Acrobat user gaffe exposes classified info
- By Dawn S. Onley, Patience Wait
- May 08, 2005
A public military report on an investigation into the shooting death of an Italian security agent includes blocks of classified data that can be deciphered as easily as copying and pasting text.
Multinational Forces-Iraq issued the report in Adobe Acrobat Portable Document Format April 30 as an unclassified document, with blocks of classified redacted information obscured from public view. But copying and pasting the classified sections into Microsoft Notepad reveals the blocked text.
The breach was discovered by an Italian blogger shortly after the report was posted, and news of the gaffe has circulated among the global blogging community.

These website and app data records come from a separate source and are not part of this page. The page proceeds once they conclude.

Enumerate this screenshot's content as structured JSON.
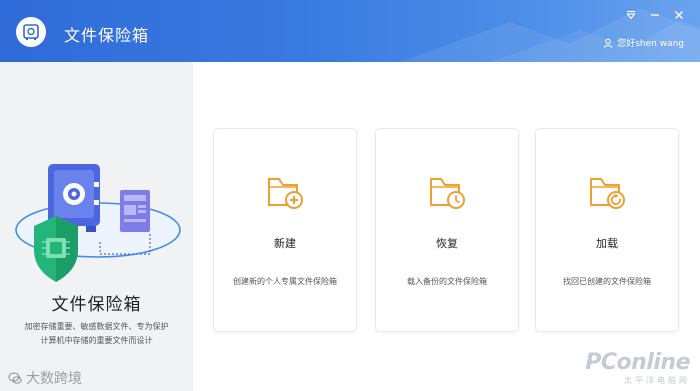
{
  "header": {
    "app_title": "文件保险箱",
    "user_greeting": "您好shen wang",
    "icons": {
      "logo": "safe-icon",
      "menu": "dropdown-menu-icon",
      "minimize": "minimize-icon",
      "close": "close-icon",
      "user": "user-icon"
    }
  },
  "left_panel": {
    "title": "文件保险箱",
    "desc_line1": "加密存储重要、敏感数据文件、专为保护",
    "desc_line2": "计算机中存储的重要文件而设计"
  },
  "cards": [
    {
      "title": "新建",
      "desc": "创建新的个人专属文件保险箱",
      "icon": "folder-add-icon"
    },
    {
      "title": "恢复",
      "desc": "载入备份的文件保险箱",
      "icon": "folder-clock-icon"
    },
    {
      "title": "加载",
      "desc": "找回已创建的文件保险箱",
      "icon": "folder-reload-icon"
    }
  ],
  "watermarks": {
    "left": "大数跨境",
    "right_main": "PConline",
    "right_sub": "太平洋电脑网"
  },
  "colors": {
    "header_blue": "#3a7be0",
    "accent_orange": "#f0a030",
    "panel_gray": "#f1f2f4"
  }
}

Officials of MNF-I took down the report from its own site over the weekend, according to a story posted on European and Pacific Stars and Stripes.
"The procedures that we used [to safeguard the classified information] were inadequate," Air Force Col. C. Donald Alston, MNF-I's chief of strategic communications, told Stars and Stripes. "We consider this a very serious matter."
A U.S. military investigation cleared American troops in the March 4 shooting death of Nicola Calipari, an Italian security agent in Baghdad. Calipari, 50, who had just secured the release of hostage Giuliana Sgrena, an Italian journalist, was killed at a U.S. checkpoint en route to the Baghdad airport.
According to the redacted information, the checkpoint had been set up earlier in the evening as part of preparations for a VIP traveling to Camp Victory outside Baghdad. Among other issues, investigators learned that problems with voice over IP communications prevented members of the command chain from informing troops that the VIP returned to Baghdad by helicopter rather than car.
John Landwehr, group manager for security solutions and strategy at Adobe Systems Inc. in San Jose, Calif., said the information security breach arose from not using a third-party redaction tool in Adobe Acrobat, the application that prepared the PDF.
It seems the document's author "simply changed the background color of the text to match the font," Landwehr said. "The underlying ASCII text is still there. Had they used an actual redaction tool on the PDF, the text would have been completely removed."
Dawn S. Onley and Patience Wait are staff writers with Government Computer News
. Onley can be reached at firstname.lastname@example.org; Wait can be reached at email@example.com.